Records from a dataset
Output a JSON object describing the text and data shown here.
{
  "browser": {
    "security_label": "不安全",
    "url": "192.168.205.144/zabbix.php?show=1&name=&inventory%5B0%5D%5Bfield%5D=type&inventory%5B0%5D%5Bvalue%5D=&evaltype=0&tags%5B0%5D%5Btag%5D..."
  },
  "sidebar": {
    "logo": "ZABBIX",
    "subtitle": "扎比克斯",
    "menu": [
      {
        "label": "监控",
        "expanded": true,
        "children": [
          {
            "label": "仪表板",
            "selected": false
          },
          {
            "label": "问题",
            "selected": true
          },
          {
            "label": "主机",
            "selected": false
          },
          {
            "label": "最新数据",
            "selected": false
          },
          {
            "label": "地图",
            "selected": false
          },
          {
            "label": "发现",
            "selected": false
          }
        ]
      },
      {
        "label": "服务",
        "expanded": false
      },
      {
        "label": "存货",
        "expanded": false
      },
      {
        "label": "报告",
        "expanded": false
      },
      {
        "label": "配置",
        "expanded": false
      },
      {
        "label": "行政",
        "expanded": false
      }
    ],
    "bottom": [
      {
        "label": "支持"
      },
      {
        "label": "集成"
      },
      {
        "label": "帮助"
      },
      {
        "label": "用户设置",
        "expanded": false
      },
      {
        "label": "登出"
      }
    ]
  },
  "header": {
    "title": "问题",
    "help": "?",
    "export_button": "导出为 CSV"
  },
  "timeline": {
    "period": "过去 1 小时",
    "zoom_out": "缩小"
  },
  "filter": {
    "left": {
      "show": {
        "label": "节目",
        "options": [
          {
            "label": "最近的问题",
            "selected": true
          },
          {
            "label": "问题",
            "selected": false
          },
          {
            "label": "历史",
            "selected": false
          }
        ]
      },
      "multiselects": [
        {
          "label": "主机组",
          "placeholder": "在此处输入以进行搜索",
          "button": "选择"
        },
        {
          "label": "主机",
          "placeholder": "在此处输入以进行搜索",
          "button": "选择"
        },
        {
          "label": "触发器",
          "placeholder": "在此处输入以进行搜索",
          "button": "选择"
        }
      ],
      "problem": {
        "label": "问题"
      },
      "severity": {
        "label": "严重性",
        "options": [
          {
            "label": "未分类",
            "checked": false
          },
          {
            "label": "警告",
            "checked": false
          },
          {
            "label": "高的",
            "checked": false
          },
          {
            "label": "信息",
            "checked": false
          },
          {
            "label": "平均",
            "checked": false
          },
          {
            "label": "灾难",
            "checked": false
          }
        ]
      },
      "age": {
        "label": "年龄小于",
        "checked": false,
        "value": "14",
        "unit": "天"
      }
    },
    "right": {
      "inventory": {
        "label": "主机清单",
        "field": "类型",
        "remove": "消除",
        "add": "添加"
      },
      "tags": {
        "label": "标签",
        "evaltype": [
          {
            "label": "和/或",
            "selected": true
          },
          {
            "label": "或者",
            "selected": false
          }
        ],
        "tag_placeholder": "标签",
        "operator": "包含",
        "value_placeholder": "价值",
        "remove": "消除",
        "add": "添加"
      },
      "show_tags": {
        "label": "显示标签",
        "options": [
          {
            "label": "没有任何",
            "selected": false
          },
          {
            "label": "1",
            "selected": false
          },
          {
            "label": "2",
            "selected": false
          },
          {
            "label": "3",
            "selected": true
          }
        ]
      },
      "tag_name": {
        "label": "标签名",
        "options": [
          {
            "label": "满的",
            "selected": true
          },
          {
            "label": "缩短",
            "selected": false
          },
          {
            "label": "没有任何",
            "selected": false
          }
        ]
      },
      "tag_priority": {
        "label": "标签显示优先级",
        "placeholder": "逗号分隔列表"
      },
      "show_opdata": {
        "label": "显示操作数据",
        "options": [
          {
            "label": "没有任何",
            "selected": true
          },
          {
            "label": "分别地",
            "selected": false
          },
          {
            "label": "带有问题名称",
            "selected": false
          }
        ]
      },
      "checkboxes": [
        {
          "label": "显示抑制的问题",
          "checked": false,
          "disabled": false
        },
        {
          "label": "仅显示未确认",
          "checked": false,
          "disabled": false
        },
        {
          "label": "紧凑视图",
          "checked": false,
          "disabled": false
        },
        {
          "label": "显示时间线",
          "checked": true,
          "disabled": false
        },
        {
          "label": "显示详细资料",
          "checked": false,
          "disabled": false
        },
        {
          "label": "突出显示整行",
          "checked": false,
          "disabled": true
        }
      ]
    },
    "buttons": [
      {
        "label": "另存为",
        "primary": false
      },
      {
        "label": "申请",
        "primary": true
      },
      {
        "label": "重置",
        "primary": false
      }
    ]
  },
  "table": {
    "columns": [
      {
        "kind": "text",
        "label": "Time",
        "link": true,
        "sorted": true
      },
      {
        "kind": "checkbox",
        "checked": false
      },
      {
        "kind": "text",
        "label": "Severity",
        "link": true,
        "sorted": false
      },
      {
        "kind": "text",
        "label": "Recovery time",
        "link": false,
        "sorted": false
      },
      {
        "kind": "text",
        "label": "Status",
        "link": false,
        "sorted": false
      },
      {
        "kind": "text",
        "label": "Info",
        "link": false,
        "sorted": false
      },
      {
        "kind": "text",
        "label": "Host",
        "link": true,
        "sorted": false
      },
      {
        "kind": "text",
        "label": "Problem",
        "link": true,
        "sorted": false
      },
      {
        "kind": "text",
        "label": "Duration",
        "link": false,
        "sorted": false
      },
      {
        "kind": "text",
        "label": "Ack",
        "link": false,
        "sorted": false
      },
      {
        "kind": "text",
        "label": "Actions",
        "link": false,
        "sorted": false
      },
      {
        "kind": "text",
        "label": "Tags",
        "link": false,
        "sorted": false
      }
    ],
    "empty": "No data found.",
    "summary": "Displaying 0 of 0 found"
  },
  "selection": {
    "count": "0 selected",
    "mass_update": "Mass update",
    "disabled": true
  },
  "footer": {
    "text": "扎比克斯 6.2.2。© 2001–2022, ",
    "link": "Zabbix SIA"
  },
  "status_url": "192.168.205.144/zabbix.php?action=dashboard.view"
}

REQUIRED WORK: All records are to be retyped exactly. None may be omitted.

RESULT FOR THIS EXERCISE:
Output a JSON object describing the text and data shown here.
{
  "browser": {
    "security_label": "不安全",
    "url": "192.168.205.144/zabbix.php?show=1&name=&inventory%5B0%5D%5Bfield%5D=type&inventory%5B0%5D%5Bvalue%5D=&evaltype=0&tags%5B0%5D%5Btag%5D..."
  },
  "sidebar": {
    "logo": "ZABBIX",
    "subtitle": "扎比克斯",
    "menu": [
      {
        "label": "监控",
        "expanded": true,
        "children": [
          {
            "label": "仪表板",
            "selected": false
          },
          {
            "label": "问题",
            "selected": true
          },
          {
            "label": "主机",
            "selected": false
          },
          {
            "label": "最新数据",
            "selected": false
          },
          {
            "label": "地图",
            "selected": false
          },
          {
            "label": "发现",
            "selected": false
          }
        ]
      },
      {
        "label": "服务",
        "expanded": false
      },
      {
        "label": "存货",
        "expanded": false
      },
      {
        "label": "报告",
        "expanded": false
      },
      {
        "label": "配置",
        "expanded": false
      },
      {
        "label": "行政",
        "expanded": false
      }
    ],
    "bottom": [
      {
        "label": "支持"
      },
      {
        "label": "集成"
      },
      {
        "label": "帮助"
      },
      {
        "label": "用户设置",
        "expanded": false
      },
      {
        "label": "登出"
      }
    ]
  },
  "header": {
    "title": "问题",
    "help": "?",
    "export_button": "导出为 CSV"
  },
  "timeline": {
    "period": "过去 1 小时",
    "zoom_out": "缩小"
  },
  "filter": {
    "left": {
      "show": {
        "label": "节目",
        "options": [
          {
            "label": "最近的问题",
            "selected": true
          },
          {
            "label": "问题",
            "selected": false
          },
          {
            "label": "历史",
            "selected": false
          }
        ]
      },
      "multiselects": [
        {
          "label": "主机组",
          "placeholder": "在此处输入以进行搜索",
          "button": "选择"
        },
        {
          "label": "主机",
          "placeholder": "在此处输入以进行搜索",
          "button": "选择"
        },
        {
          "label": "触发器",
          "placeholder": "在此处输入以进行搜索",
          "button": "选择"
        }
      ],
      "problem": {
        "label": "问题"
      },
      "severity": {
        "label": "严重性",
        "options": [
          {
            "label": "未分类",
            "checked": false
          },
          {
            "label": "警告",
            "checked": false
          },
          {
            "label": "高的",
            "checked": false
          },
          {
            "label": "信息",
            "checked": false
          },
          {
            "label": "平均",
            "checked": false
          },
          {
            "label": "灾难",
            "checked": false
          }
        ]
      },
      "age": {
        "label": "年龄小于",
        "checked": false,
        "value": "14",
        "unit": "天"
      }
    },
    "right": {
      "inventory": {
        "label": "主机清单",
        "field": "类型",
        "remove": "消除",
        "add": "添加"
      },
      "tags": {
        "label": "标签",
        "evaltype": [
          {
            "label": "和/或",
            "selected": true
          },
          {
            "label": "或者",
            "selected": false
          }
        ],
        "tag_placeholder": "标签",
        "operator": "包含",
        "value_placeholder": "价值",
        "remove": "消除",
        "add": "添加"
      },
      "show_tags": {
        "label": "显示标签",
        "options": [
          {
            "label": "没有任何",
            "selected": false
          },
          {
            "label": "1",
            "selected": false
          },
          {
            "label": "2",
            "selected": false
          },
          {
            "label": "3",
            "selected": true
          }
        ]
      },
      "tag_name": {
        "label": "标签名",
        "options": [
          {
            "label": "满的",
            "selected": true
          },
          {
            "label": "缩短",
            "selected": false
          },
          {
            "label": "没有任何",
            "selected": false
          }
        ]
      },
      "tag_priority": {
        "label": "标签显示优先级",
        "placeholder": "逗号分隔列表"
      },
      "show_opdata": {
        "label": "显示操作数据",
        "options": [
          {
            "label": "没有任何",
            "selected": true
          },
          {
            "label": "分别地",
            "selected": false
          },
          {
            "label": "带有问题名称",
            "selected": false
          }
        ]
      },
      "checkboxes": [
        {
          "label": "显示抑制的问题",
          "checked": false,
          "disabled": false
        },
        {
          "label": "仅显示未确认",
          "checked": false,
          "disabled": false
        },
        {
          "label": "紧凑视图",
          "checked": false,
          "disabled": false
        },
        {
          "label": "显示时间线",
          "checked": true,
          "disabled": false
        },
        {
          "label": "显示详细资料",
          "checked": false,
          "disabled": false
        },
        {
          "label": "突出显示整行",
          "checked": false,
          "disabled": true
        }
      ]
    },
    "buttons": [
      {
        "label": "另存为",
        "primary": false
      },
      {
        "label": "申请",
        "primary": true
      },
      {
        "label": "重置",
        "primary": false
      }
    ]
  },
  "table": {
    "columns": [
      {
        "kind": "text",
        "label": "Time",
        "link": true,
        "sorted": true
      },
      {
        "kind": "checkbox",
        "checked": false
      },
      {
        "kind": "text",
        "label": "Severity",
        "link": true,
        "sorted": false
      },
      {
        "kind": "text",
        "label": "Recovery time",
        "link": false,
        "sorted": false
      },
      {
        "kind": "text",
        "label": "Status",
        "link": false,
        "sorted": false
      },
      {
        "kind": "text",
        "label": "Info",
        "link": false,
        "sorted": false
      },
      {
        "kind": "text",
        "label": "Host",
        "link": true,
        "sorted": false
      },
      {
        "kind": "text",
        "label": "Problem",
        "link": true,
        "sorted": false
      },
      {
        "kind": "text",
        "label": "Duration",
        "link": false,
        "sorted": false
      },
      {
        "kind": "text",
        "label": "Ack",
        "link": false,
        "sorted": false
      },
      {
        "kind": "text",
        "label": "Actions",
        "link": false,
        "sorted": false
      },
      {
        "kind": "text",
        "label": "Tags",
        "link": false,
        "sorted": false
      }
    ],
    "empty": "No data found.",
    "summary": "Displaying 0 of 0 found"
  },
  "selection": {
    "count": "0 selected",
    "mass_update": "Mass update",
    "disabled": true
  },
  "footer": {
    "text": "扎比克斯 6.2.2。© 2001–2022, ",
    "link": "Zabbix SIA"
  },
  "status_url": "192.168.205.144/zabbix.php?action=dashboard.view"
}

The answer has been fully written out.